Chadian photographer Tamibé Bourdanné challenges Western perspectives of Vodou with his ethnographic photography, and delicate approach to storytelling. Vodou is a much misunderstood religion, and is still stifled by colonisers who tried to erase it. Bourdanné’s fascination with the practice began during a residency in Benin Republic, where his mentor opened his eyes to Vodou culture.
Vodou is classified as a religion largely practiced by the peoples of Benin, Togo, Ghana, and Nigeria. In Benin, Vodou is the state religion, and is followed by a large percentage of the population. It’s a melting pot made up of a broad range of ancestral beliefs and traditions – which only came together to form this defined definition in response to the rampant colonialism faced by nations such as Haiti.
Desperate for some element of the divine in this terrible life that had been forced upon them, and some protection from the horrors that they faced, the local colonies coined Vodou. It’s predominantly centred around music, as worshippers dance and sing to beckon forth ancestral spirits, and was harnessed as a practice of freedom and rebellion, but now for many across the continent, it’s a way of life.
‘‘It’s an exploration’’ says photographer Tamibé Bourdanné, speaking of his latest series, which focuses on Vodou practitioners in the Benin Republic. “Vodou is very present in today’s world and I wanted people to see that.” The Vodou pantheon here traditionally consists of Mahou, the supreme being, and hundreds of spirits that rule over particular domains and phenomena (such as war, healing, and justice).
In its early days, it survived countless attempts by westerners and colonisers to wipe it off the earth, and to erase any trace of its existence. Since then, it’s faced widespread misrepresentation, especially as Hollywood has a history of depicting it as demonic, mysterious and evil.
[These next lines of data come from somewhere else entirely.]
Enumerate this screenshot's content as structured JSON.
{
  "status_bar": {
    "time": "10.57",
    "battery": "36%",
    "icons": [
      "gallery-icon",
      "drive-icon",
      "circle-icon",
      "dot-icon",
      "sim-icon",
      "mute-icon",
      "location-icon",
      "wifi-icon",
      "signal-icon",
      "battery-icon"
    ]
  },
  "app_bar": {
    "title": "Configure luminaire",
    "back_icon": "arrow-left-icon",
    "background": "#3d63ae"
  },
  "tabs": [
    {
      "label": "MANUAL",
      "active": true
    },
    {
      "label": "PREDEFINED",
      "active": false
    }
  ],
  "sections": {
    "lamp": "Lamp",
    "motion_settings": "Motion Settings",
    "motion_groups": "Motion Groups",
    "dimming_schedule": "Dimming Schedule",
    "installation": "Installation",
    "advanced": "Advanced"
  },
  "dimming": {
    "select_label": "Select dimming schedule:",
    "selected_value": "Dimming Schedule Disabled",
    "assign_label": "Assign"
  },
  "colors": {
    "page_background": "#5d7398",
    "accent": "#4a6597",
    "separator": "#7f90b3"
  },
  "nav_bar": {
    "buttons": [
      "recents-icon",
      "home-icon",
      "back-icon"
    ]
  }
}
Bourdanné wanted to push back, by shedding light on its true followers. He set out to capture practitioners during the national Vodou festival in the capital of Cotonou, with the aim of documenting the reality of modern practitioners in a way that respected and humanised them – all while exploring what the religion really means to some of those that live it.
‘‘There was this family I met at the festival that I was really interested in photographing’’ he says. ‘‘I went to their house, and they were conducting their own rituals with their kids. Then the dad turned to me and said – what we do in here is quite powerful, and I don’t think the God we serve is going to appreciate this.’’ So Bourdanné left, understanding this to be more than an opportunistic photography project.
Bourdanné also visited a family of practitioners who worship a deity named Mami Wata. For this, he had to involve himself a little more in order to be welcomed in. ‘‘They invited me to document a thanksgiving ritual ceremony,” he says. “I waited for some time before we got to start shooting as they had to pray to Mami Wata to allow the shoot to take place. I also had to wear a white cloth over my trousers, and to be topless like some of the men in the photos.’’
One of Bourdanné’s most memorable moments came while shooting a particular group called Zangbeto; ‘‘As I was trying to get closer to the masquerade, a very tall man looked me dead in the eyes and told me ‘the devil is here.’ That really stuck with me,” he recalls.
Born in Ivory Coast to a Chadian father and a Nigerian mother, Bourdanné moved to London at an early age. His multicultural roots fed his curiosity about different practices and perspectives, and photography became a tool for him to document this. For this series, he wanted the people he was shadowing to feel comfortable and able to open up, and he made sure to respect the boundaries of those that didn’t want to be photographed, or who felt their beliefs shouldn’t be captured through this lens.
In the west, popular culture often depicts Vodou practices as a ‘black magic’ or ‘witchcraft’, with sinister undertones and connotations. This is often because some rituals are known to use bloodletting or animal sacrifice. However many everyday practitioners, mostly praying for safety, health, and protection, use simplistic rituals which involve playing the drums, worshiping bodies of water, and using incense to ward off unwanted forces.
“Vodou culture has gone through so much, and yet it is still very much out there,” says Bourdanné. “Religion as a whole in Africa is so dynamic, always evolving. What we had in the past is much different from what we have now. That’s why it’s important for us to show what faith means to the people here, in today’s world.’’